For teens, the end of each new school year can feel like an entire chapter of their life coming to a close. While summer vacation offers a chance for the dust to settle and for teens to relax, as the time goes on, the sweet serendipity of summer is likely to transition to back-to-school stress as fall approaches. New classes, friends, teachers, extracurriculars, and additional responsibilities might be looming over your teen’s head, keeping them from enjoying the end of their vacation. Essentially, an emotional rollercoaster with unexpected twists and turns waiting just ahead. So, whether your teen is worried about social skills, confidence building, facing new social pressures, or feeling anxious about the start of the new school year, we have outlined back-to-school tips to reduce stress and help them start the year off right.
During the school year, teens worked hard to maintain their schedules. Without the daily demands of school, summer might have been a time when they went to bed late, slept in, ate at random times, postponed exercise, and avoided any structure in their day.
Getting back into the groove of things might be a big source of back-to-school stress for your teen. To make the transition easier, try introducing your family’s typical school year schedule early so they can get used to it. Practice going to sleep on time, waking up early, and getting them organized. While your teen might be stubborn at first, this will help them ease into the new schedule, resulting in less stress as school approaches.
Simply getting used to the idea that school is approaching can be daunting. But, creating a back-to-school self care routine can be instrumental in helping teens figure out how to mentally prepare for school and reduce stress in the process. Whether your teen likes to exercise, journal, or check off their to-do list to decompress, check in with them on ways you can support their mental readiness.
Keep in mind that students are likely to feel more mentally prepared when they are physically prepared. Offer to help them get the supplies they need to succeed during the year. As they pull together binders, books, pens, and notecards, they can start to get excited for the year ahead. Or at least, know they have one less thing to worry about.
Each new year means new friends, new responsibilities, and new pressures. Your teen might be worried about an especially difficult year of college applications or facing friends who are pushing them to partake in risky behaviors. Inevitably, dealing with these pressures is one of the most challenging parts of growing up. But luckily, anticipating and preparing for these situations can relieve some of the anxiety your teen might be feeling.
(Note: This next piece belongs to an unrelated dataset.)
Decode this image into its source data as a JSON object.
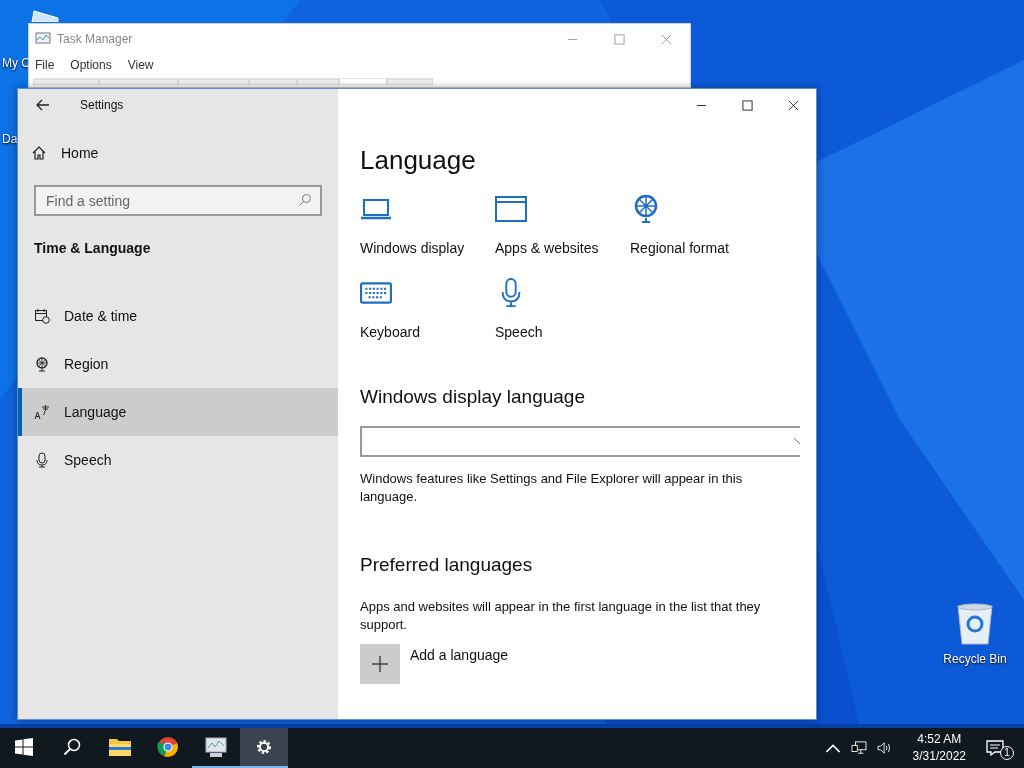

Start by initiating an open and honest conversation about any pressures your teen is feeling or worries they have about the year ahead. You can talk to them about if they have thought through potentially uncomfortable situations they might face during classes, practices, or parties. If they are willing, you can offer to role play potential scenarios with them so they can feel more firm and prepared in their responses. It might seem awkward or embarrassing for your teen at first, but the skills and forethought your teen will gain could be life changing!
The range of emotions of a new school year are often a result of the natural falter in confidence that a summer break can bring. Teens might be worried they won’t fit in or that they will struggle in their studies or extracurriculars. So, talk to your teen about the areas of their life they feel like they could use a confidence booster. Work together to assess their concerns and find solutions that make them feel more excited and prepared.
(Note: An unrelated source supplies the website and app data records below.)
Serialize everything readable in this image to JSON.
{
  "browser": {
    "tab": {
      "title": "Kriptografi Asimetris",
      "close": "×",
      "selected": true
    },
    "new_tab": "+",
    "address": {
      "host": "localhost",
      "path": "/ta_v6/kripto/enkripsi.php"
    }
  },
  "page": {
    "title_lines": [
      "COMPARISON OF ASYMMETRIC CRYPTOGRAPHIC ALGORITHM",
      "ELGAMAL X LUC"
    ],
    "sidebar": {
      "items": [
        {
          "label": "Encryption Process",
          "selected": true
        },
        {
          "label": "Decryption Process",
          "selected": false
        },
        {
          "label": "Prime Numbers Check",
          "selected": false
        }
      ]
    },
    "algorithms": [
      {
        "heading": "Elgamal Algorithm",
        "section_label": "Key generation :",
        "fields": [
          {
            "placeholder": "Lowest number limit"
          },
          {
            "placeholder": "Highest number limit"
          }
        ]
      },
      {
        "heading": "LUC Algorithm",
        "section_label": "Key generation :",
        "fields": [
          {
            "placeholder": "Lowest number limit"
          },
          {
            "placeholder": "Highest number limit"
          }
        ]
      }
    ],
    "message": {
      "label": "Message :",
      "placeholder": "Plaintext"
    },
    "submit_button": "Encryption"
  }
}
Back-to-school stress might be mediated with practices in confidence building. Encourage them to take a step out of their comfort zone and have daily conversations with themselves through journaling, in the mirror, or using sticky note reminders. Just like role playing, it might feel a little silly at first, but the benefits of routinely hyping themselves up can be a fast track to boosting self-esteem!
At Tilly’s Life Center, we understand that the end of summer vacation and the start of the upcoming school year can cause a whirlwind of emotions as teens feel like they’re beginning a whole new chapter of their lives. This stress, and so many others, are all a part of our mission to provide teen mental health resources that make dealing with all of the daily hardships teens might face easier to tackle. Our social emotional learning curriculum can help teens improve their mental health and face challenging emotions in positive, healthy, and productive ways. To learn more, visit us at www.tillyslifecenter.org